The addiction treatment field is littered with the rotting carcasses of damaged websites and reputations. That might sound like an exaggeration, but I have seen first-hand the damage done by unqualified agencies and individuals. They have published terrible content, bought links, optimized to death every page, and undermined long-term growth. They have run PPC campaigns with worthless keywords, poorly written ads, and awkward landing pages.
I have heard many of these treatment centers complain about their lack of Internet business. They often look for a villain. Someone out there is doing something to me. I used to get Internet calls but now I don’t. Who is stealing my business?
In truth, the villain is probably someone you hired.
It can be hard to recognize this truth because the damage can take a while to show. It’s sort of like addiction: it can take years of progressive abuse before anyone recognizes there is even a problem, but at some point everything falls apart.
The Big Agency Fallacy
Sometimes people fall for the Big Agency.
“These guys are good. They did PPC for this huge online store.”
Most agencies have zero behavioral health experience. When they start running campaigns this lack of knowledge shows. They may luck out with some obvious keyword campaigns that land on a decent website you’ve built, but when it comes down to really optimizing your paid search, they fall short. Why? Because they don’t know their audience. They don’t understand who is searching, why they are searching, or how they make a decision about treatment. They don’t understand the way a team works in behavioral health – the regular interaction between your front line marketing experts, writers, designers, and your call center and the trust that must be built between the marketing team and the intake teams.
Internet marketing experience outside the behavioral health field does not prepare agencies or other players for the complexity of converting this particular online consumer to client. They will try their old “tried-and-true” methods and talk to you about Subject Matter Experts (SMEs) and media buying and trying this or that. As they continue to hit the wall they will find new ways to explain their failures: it must be your call center; it must be these employees; maybe it’s your designers. They will buy radio time or throw up a scarily bad TV ad. The calls will be Medicare-dominated or otherwise completely unqualified. They will write articles that mimic the thousands of other low quality articles. Their SMEs will be low-paid interns or entry-level writers spitting out content that says nothing new and draws little interest.
The unfortunate truth is most behavioral health companies will be led down this garden path for years before they realize they have been spending hundreds of thousands of dollars on “experts” who have no expertise.
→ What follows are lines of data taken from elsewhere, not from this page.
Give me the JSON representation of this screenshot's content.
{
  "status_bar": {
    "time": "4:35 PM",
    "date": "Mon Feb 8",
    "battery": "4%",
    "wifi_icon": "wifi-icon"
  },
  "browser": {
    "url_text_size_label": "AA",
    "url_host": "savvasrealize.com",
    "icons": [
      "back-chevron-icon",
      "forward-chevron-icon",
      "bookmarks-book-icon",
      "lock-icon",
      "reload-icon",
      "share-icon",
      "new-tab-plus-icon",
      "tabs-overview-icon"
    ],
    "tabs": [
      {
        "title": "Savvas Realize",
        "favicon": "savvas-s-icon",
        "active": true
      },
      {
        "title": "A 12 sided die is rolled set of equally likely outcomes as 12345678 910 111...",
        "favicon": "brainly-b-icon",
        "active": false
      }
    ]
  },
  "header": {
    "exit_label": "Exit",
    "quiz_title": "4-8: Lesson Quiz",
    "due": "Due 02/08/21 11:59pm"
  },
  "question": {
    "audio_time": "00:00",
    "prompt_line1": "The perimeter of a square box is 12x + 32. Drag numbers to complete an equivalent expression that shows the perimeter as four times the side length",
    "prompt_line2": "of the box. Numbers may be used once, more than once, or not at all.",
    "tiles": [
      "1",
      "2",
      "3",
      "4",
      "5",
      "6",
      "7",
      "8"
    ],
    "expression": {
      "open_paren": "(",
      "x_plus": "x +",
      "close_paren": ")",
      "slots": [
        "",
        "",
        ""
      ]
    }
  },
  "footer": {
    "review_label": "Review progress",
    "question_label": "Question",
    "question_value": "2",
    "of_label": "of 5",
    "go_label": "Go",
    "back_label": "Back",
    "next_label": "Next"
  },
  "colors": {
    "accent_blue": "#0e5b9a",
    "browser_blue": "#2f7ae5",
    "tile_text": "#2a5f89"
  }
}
Companies have seen large-scale failure due to agencies who are expert at manipulating data and obfuscating their lack of knowledge. You can recognize their presentations as they are filled with industry in-speak and finger pointing.
The truth is if your traffic and calls are dropping consistently over four to six months, it’s time to cut the cord. If after a year the traffic is static and call quality is deteriorating you may have waited too long.
Before you hire the next agency ask them on the spot: do they know the difference between bipolar and borderline? What do they believe are the stages of decision-making when someone develops an addiction? How does a consumer choose one treatment center over another? How does trauma play a role in how people choose treatment? If they were to develop three pieces of content that would garner interest from those in the behavioral health field, what would they be? If their answers make sense and are clear and precise, maybe they know what they are doing. If they avoid direct answers and start talking about how they ran a campaign for this company (non-behavioral health) or how their media buying will fix everything, keep looking.
The problem with these agencies is they think all marketing is the same. The truth is: you cannot market something you do not understand.